Face to Face Initiative
- Connecting to Those Impacted by Criminal Justice Policies
- Editorial: Getting up Close with the Criminal Justice System
- WATCH: Gov. Hickenlooper Speaks with Corrections Officers, Incarcerated Women During Face to Face Visit
- WATCH: Gov. Greitens Meets Face to Face with Corrections Officers at Missouri Facility
Policymakers are using research and data to analyze trends and design bipartisan criminal justice policy more than ever. This remarkable development over the past 15 years has reduced recidivism, bolstered public safety and saved taxpayer dollars. But those efforts sometimes obscure the individual realities of the people who are closest to the system: the person whose untreated mental illness is worsened by time in prison, the child of an incarcerated parent, the corrections officer battling the stresses of each workday, the father denied job after job because of his criminal record. A handful of Republican and Democratic governors have publicly engaged with people in these situations. In doing so, those governors have gained a deeper appreciation of the challenges people involved with the system face, helped bring these issues closer to the general public, and become more effective champions of data-driven policies.
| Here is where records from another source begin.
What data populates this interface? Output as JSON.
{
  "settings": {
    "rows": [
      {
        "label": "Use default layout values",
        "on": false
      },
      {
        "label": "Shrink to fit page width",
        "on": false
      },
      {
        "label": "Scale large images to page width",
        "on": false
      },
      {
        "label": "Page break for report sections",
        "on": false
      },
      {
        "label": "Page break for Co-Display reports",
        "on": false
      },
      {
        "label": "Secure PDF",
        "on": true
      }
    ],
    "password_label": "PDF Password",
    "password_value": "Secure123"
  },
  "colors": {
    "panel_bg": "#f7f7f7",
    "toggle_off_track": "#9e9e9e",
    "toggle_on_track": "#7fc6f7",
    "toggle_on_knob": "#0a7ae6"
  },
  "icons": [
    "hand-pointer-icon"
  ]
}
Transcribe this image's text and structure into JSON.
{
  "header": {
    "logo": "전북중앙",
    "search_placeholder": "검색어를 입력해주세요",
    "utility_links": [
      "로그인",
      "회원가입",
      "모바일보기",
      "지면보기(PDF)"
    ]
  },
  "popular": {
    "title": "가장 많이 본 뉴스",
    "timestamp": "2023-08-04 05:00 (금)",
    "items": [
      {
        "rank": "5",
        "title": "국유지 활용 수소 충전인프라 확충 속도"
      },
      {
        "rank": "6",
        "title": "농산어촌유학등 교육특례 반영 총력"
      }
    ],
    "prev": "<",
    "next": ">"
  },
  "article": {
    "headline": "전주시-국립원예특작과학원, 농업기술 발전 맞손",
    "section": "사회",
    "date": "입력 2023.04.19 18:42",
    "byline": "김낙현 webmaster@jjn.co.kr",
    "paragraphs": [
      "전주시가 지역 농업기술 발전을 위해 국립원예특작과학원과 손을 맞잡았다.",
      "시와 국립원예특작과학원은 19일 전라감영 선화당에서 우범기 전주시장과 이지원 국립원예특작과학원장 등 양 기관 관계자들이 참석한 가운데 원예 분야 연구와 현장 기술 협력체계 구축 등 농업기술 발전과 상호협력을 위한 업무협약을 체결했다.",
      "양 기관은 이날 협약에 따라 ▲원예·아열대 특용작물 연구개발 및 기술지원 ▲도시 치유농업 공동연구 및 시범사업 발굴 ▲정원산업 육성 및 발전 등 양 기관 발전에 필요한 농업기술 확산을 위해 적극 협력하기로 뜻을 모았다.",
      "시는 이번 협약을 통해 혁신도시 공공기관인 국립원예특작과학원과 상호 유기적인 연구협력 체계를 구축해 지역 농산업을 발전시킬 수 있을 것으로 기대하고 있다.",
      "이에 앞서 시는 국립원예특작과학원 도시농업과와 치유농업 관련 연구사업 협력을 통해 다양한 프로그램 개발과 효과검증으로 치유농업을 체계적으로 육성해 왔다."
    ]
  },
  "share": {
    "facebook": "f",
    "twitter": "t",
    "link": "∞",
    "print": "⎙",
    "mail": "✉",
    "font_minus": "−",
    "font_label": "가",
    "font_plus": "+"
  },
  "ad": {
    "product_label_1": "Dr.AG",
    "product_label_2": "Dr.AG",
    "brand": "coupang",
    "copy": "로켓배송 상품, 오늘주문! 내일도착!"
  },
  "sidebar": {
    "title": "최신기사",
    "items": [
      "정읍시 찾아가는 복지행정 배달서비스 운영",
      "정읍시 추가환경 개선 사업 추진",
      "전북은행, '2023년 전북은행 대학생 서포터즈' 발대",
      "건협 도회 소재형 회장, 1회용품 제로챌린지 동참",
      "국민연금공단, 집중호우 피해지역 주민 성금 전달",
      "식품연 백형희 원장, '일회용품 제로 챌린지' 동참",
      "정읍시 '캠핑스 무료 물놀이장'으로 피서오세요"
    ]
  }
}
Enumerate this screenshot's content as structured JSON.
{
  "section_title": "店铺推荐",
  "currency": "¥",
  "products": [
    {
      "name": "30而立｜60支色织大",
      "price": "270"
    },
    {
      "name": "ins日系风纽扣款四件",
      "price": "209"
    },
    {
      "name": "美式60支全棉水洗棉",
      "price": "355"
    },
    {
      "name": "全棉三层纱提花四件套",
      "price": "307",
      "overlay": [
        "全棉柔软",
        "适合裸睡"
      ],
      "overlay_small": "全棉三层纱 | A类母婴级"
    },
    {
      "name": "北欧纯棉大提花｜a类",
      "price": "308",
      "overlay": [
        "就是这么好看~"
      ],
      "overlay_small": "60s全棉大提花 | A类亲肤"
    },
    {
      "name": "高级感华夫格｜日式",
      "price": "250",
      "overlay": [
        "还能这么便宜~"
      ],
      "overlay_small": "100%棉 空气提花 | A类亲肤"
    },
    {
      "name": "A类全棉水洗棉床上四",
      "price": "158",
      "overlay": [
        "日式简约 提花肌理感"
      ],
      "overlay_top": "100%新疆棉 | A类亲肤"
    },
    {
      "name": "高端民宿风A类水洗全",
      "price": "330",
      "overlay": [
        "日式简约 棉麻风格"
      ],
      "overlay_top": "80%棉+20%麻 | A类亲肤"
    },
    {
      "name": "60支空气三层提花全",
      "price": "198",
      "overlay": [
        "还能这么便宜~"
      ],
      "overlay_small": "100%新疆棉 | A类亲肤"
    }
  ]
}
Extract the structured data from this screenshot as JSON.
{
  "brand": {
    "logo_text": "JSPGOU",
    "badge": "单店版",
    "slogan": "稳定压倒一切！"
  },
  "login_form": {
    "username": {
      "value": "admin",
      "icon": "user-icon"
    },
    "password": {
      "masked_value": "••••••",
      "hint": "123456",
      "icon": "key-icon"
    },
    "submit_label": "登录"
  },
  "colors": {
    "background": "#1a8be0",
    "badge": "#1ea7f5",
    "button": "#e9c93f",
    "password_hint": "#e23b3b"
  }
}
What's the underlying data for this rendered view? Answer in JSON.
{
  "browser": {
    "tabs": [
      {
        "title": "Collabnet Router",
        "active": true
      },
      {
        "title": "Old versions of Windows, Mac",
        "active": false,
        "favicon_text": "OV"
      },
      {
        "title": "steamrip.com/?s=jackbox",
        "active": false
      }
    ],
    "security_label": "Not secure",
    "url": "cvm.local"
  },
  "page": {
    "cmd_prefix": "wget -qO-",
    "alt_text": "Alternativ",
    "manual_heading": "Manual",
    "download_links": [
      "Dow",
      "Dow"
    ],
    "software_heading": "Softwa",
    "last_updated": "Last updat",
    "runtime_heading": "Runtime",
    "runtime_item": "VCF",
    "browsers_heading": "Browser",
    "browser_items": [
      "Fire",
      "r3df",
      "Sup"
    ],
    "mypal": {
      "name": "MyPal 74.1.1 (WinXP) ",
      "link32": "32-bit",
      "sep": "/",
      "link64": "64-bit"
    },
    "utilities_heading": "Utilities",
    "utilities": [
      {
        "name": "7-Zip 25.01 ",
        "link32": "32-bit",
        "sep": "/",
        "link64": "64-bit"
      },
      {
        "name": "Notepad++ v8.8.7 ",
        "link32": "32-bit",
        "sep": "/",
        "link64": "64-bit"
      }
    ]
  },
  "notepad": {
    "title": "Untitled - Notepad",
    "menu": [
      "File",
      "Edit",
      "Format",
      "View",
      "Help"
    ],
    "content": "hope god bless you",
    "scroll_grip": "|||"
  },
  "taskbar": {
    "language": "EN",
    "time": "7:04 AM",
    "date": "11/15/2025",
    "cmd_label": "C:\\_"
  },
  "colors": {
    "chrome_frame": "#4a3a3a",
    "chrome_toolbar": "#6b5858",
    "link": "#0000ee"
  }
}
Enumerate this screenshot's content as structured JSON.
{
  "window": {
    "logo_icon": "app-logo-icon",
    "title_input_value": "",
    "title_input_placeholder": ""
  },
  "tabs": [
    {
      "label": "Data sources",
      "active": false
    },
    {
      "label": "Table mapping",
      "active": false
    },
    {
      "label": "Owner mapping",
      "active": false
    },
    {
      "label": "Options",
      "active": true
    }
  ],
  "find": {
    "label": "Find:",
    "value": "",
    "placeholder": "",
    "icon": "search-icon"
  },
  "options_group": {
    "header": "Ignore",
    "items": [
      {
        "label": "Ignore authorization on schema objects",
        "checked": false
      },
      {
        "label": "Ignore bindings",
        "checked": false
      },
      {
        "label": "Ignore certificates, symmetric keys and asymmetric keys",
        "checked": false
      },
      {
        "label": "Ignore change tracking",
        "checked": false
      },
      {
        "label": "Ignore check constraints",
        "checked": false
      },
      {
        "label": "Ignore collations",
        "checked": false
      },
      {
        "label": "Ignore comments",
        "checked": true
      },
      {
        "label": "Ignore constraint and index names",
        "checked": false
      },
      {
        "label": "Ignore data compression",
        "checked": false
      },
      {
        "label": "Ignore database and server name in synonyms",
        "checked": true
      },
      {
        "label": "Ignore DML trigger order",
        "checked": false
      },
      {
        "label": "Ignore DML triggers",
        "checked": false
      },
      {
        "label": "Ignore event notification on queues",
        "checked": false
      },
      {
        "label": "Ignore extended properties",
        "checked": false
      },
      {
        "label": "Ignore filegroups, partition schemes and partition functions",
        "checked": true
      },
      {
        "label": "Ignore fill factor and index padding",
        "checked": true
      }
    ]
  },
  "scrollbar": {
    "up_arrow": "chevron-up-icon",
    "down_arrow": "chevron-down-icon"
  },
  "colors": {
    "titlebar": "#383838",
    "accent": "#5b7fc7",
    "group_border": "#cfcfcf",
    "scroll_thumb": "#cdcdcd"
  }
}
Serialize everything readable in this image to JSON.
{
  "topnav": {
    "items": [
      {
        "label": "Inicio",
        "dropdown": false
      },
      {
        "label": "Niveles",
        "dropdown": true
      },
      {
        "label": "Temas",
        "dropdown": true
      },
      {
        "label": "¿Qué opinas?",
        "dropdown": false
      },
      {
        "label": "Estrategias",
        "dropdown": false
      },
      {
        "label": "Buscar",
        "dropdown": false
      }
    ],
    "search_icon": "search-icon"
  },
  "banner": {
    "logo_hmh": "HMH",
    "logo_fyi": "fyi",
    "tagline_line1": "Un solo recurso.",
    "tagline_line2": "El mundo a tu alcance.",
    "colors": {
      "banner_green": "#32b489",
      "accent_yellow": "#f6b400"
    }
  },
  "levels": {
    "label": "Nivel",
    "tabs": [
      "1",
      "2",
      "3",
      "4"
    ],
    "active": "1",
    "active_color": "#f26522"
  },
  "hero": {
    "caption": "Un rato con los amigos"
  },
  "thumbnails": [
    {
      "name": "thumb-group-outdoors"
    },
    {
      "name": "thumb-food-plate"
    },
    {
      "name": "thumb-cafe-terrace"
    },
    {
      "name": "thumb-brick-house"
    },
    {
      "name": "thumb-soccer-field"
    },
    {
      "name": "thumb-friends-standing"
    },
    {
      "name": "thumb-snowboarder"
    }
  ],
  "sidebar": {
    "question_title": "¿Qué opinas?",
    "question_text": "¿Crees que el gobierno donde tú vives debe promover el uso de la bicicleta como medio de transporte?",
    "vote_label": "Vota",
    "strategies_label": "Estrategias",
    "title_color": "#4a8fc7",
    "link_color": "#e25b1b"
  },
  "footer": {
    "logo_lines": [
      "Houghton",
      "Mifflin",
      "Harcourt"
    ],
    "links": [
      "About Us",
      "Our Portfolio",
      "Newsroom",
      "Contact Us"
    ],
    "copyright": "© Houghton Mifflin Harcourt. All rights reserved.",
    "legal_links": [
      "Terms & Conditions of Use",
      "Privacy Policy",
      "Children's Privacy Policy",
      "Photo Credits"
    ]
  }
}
The Call to Action
The Face to Face initiative challenges all elected officials to participate in a public activity through which they can interact with formerly or currently incarcerated people, corrections officers, victims of crime, and others who have firsthand experience with the criminal justice system.
How Policymakers Can Connect Face to Face
Visit each of the suggested activities listed below to learn more about the people and the issues at hand, and what policymakers can do to stay involved. Click the links below.
- Meet with corrections officers who are assigned to a secure facility.
- Meet with a family who must travel a great distance to visit their loved one in a correctional facility.
- Work with victims advocates to meet with people who are survivors of crime.
- Visit with a person with a mental illness who is in prison or jail, or their family members.
- Convene local business leaders who are willing to talk about the benefits and challenges of hiring a person with a criminal record.
- Sit in on a meeting of people on probation or parole supervision who are in recovery and live in a halfway house.